« Reply #10 on: November 23, 2011, 07:36:04 PM »
Pulling beers off the keg - yes. That must be it. I continued to draw beers until the pressure wouldn't allow.
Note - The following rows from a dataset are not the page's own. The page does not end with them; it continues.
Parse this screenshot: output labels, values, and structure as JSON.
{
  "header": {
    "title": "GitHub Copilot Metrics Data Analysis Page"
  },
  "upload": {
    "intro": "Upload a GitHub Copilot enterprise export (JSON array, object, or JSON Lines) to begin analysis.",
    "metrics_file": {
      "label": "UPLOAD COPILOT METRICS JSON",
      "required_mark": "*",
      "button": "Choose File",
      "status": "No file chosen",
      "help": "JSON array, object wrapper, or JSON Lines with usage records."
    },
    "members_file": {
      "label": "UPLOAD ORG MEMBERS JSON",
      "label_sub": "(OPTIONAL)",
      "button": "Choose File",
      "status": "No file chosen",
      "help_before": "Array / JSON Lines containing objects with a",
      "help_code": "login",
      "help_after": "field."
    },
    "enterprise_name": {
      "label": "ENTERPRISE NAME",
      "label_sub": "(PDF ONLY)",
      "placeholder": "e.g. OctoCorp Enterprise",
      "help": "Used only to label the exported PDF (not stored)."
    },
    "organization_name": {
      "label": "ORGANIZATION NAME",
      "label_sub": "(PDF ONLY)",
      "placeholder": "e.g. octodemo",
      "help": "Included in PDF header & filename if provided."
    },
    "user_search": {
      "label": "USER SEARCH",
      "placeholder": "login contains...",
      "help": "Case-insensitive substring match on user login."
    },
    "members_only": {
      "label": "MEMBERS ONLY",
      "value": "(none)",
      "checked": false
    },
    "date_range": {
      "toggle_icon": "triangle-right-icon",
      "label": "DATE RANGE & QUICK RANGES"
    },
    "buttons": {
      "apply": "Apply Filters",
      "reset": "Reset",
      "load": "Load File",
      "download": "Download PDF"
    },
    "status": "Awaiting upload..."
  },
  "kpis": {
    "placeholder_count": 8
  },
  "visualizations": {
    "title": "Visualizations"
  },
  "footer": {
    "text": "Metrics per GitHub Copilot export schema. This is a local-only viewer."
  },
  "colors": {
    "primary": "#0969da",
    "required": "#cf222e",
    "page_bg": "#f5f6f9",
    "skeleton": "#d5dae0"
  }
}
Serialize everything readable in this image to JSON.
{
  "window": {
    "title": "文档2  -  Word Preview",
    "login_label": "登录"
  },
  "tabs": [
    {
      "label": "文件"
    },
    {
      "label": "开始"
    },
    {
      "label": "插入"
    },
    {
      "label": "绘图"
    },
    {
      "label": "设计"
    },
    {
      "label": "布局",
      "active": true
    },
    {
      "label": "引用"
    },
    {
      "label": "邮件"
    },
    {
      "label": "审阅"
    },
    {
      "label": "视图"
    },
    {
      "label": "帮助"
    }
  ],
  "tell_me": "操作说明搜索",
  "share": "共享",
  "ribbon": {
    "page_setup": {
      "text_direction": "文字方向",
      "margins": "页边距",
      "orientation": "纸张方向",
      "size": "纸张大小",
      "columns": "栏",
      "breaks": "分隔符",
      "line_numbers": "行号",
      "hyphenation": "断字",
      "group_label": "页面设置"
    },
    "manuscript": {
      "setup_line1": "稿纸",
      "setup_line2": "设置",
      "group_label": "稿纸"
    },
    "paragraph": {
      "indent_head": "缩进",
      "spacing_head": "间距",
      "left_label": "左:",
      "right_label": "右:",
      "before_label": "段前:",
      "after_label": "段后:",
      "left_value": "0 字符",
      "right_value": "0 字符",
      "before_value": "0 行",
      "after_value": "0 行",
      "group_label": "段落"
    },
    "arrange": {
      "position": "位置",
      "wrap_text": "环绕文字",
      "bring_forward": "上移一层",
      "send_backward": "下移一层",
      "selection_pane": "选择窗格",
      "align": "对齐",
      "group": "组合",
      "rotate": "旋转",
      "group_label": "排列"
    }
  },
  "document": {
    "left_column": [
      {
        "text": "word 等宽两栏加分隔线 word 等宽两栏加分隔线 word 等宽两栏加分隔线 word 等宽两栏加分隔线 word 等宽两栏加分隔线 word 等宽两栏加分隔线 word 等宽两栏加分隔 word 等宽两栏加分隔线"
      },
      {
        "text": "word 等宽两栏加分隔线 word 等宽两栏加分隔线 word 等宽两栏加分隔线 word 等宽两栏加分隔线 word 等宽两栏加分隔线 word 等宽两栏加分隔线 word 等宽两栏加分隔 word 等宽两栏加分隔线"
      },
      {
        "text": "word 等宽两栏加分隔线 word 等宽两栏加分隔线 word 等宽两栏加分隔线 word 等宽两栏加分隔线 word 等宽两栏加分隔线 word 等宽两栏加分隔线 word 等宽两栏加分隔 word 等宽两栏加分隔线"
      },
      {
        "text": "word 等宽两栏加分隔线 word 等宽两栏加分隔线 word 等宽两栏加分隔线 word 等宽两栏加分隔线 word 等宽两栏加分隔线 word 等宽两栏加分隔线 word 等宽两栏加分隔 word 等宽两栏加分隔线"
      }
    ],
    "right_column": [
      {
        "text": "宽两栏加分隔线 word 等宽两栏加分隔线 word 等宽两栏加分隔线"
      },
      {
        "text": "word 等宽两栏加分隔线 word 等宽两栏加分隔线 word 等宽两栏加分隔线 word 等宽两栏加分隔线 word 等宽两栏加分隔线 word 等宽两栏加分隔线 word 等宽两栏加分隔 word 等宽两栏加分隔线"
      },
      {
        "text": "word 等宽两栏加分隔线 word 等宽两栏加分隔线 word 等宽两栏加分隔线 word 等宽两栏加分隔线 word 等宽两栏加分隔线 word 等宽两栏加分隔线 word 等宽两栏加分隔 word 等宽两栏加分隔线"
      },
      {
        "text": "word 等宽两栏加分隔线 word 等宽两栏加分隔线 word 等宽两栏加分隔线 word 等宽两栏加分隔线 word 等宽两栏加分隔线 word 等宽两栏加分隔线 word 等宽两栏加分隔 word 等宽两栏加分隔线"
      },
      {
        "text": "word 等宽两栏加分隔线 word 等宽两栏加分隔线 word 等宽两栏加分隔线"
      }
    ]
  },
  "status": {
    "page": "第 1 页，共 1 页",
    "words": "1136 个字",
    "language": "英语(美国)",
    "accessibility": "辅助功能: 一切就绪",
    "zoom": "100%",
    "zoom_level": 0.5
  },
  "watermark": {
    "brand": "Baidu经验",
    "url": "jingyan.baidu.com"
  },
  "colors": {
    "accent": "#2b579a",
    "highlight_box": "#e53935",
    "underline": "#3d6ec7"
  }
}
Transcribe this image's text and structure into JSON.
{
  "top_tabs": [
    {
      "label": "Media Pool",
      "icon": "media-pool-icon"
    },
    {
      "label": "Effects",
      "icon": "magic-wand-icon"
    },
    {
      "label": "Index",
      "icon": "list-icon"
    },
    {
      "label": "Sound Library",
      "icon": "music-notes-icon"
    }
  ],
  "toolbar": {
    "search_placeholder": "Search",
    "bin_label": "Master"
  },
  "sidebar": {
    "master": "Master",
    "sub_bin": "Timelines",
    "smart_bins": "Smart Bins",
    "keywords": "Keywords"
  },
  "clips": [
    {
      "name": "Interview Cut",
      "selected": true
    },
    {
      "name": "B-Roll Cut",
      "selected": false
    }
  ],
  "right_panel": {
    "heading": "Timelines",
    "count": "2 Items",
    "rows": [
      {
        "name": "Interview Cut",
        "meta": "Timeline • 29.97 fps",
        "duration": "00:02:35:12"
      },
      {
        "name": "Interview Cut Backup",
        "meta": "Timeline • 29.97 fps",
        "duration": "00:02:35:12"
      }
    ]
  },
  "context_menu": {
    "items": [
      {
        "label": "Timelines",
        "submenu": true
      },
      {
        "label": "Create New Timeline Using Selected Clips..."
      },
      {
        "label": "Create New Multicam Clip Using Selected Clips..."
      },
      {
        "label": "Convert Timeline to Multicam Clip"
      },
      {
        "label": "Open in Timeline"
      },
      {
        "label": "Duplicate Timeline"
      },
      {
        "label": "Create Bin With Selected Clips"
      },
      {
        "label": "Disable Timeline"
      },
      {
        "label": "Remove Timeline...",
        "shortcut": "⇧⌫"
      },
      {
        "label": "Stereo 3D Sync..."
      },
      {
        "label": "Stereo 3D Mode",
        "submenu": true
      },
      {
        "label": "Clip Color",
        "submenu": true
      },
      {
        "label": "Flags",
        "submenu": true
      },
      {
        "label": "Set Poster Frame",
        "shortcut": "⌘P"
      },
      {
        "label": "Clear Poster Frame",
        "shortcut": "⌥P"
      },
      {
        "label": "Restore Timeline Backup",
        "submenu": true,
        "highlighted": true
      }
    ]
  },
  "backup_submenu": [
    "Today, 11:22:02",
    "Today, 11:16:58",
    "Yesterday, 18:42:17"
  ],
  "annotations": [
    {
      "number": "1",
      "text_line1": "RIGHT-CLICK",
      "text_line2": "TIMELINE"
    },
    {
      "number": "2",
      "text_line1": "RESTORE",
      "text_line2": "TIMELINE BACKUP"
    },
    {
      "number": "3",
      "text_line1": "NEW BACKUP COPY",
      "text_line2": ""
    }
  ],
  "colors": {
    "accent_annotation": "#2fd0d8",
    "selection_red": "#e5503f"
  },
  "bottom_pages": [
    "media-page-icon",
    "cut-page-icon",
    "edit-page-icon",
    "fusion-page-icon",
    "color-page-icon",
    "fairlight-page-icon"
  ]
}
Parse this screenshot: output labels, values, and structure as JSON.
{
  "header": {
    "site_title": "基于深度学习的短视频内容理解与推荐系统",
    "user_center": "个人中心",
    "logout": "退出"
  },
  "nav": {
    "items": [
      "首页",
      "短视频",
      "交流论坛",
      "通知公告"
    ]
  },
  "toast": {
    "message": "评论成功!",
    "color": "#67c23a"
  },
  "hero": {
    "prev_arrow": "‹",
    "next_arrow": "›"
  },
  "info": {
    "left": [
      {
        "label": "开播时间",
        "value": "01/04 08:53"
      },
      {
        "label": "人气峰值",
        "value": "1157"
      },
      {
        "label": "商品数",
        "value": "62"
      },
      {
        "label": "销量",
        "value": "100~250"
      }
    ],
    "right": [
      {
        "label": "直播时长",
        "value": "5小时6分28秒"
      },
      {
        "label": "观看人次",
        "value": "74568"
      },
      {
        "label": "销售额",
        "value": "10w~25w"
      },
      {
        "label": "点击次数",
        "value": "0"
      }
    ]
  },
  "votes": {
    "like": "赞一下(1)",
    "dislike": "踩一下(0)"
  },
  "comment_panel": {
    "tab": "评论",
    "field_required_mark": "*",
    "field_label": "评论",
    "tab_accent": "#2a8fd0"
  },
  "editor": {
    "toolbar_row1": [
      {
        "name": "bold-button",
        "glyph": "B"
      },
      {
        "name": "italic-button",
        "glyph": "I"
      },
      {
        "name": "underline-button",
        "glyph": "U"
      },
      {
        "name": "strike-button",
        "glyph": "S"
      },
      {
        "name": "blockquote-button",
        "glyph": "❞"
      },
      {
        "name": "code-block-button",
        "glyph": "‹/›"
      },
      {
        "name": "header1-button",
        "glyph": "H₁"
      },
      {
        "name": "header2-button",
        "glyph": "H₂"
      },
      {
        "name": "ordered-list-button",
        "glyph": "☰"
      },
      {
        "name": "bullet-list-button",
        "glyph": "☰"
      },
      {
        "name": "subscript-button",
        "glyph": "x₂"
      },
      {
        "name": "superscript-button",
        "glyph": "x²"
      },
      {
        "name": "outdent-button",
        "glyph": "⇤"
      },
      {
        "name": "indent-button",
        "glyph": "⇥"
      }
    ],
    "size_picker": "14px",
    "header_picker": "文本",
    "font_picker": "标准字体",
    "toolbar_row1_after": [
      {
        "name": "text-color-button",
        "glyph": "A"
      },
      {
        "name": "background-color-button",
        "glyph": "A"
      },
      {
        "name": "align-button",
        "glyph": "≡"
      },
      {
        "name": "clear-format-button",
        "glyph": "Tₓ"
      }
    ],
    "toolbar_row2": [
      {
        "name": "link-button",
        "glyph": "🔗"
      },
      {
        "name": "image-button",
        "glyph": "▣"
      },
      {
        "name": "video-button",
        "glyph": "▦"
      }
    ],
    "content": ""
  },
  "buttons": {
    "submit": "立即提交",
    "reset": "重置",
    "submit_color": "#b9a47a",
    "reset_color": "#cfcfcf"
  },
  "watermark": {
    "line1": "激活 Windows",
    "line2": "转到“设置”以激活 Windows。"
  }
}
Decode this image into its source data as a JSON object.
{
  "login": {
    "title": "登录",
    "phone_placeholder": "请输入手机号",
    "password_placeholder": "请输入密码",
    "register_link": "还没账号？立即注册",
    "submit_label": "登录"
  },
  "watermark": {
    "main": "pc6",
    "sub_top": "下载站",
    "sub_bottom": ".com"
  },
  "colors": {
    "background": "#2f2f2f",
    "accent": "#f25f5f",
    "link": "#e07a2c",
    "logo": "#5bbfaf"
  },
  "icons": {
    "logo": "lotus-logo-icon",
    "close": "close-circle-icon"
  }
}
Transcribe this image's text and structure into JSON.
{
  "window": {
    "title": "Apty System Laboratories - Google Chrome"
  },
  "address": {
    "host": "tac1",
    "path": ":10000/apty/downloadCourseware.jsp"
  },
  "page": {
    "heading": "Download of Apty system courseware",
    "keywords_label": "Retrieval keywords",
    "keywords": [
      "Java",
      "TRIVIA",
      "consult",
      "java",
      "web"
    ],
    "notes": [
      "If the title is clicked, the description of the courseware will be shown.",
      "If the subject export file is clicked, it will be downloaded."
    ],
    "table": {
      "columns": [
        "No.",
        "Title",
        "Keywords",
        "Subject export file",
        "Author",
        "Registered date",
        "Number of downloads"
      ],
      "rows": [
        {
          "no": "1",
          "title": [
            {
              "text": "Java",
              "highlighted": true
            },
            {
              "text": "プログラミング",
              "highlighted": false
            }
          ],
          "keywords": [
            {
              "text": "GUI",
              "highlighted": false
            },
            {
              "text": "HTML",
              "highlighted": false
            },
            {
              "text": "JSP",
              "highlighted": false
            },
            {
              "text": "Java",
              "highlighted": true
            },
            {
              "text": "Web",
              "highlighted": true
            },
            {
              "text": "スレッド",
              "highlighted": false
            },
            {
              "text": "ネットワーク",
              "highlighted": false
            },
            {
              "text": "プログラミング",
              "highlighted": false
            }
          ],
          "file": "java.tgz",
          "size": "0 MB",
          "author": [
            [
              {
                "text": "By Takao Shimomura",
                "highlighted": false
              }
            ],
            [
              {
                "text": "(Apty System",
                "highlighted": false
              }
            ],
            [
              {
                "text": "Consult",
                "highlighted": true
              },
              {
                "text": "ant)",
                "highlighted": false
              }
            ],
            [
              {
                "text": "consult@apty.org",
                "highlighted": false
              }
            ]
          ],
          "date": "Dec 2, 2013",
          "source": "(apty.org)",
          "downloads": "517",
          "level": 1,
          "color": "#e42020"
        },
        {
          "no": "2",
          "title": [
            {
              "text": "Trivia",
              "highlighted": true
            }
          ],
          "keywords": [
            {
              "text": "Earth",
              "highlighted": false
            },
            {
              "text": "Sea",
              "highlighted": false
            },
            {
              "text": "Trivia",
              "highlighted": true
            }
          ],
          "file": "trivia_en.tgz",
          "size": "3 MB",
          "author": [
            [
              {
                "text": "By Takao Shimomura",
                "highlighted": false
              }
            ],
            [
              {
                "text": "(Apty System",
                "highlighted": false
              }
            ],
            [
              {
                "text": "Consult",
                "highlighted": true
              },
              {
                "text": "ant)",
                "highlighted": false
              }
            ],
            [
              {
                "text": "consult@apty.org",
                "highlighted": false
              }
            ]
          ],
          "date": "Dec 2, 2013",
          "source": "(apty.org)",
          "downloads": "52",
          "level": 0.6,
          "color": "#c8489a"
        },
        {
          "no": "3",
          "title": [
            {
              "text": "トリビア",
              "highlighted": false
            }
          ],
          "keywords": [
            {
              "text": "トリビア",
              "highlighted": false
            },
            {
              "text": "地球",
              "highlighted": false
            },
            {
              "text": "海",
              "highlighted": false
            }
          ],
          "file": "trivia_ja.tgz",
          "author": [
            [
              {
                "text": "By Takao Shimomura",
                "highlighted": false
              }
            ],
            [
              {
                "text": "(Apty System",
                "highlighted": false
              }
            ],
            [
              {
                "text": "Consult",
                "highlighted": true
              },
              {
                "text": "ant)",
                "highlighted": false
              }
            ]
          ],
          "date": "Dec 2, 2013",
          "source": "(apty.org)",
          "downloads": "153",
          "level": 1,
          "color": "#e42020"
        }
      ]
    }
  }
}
It was during that time I got the impression the beer was less carbonated.

Well, that would do it.  When the beers stopped pouring it was because there wasn't enough pressure left in the keg to push the beer to the faucet.  Every time you pulled a pint CO2 was coming out of solution to reach equilibrium in the keg (you changed the beer volume to head space volume ratio) so it was losing carb the whole time.

In the future you can just switch the gas line back and forth between kegs and it will be fine.  Before I got my manifold I would just swap the gas connects to whatever kegs I was pouring from, and would make sure that every keg had pressure at the end of the night.  Your portable CO2 will work also.
Tom Schmidlin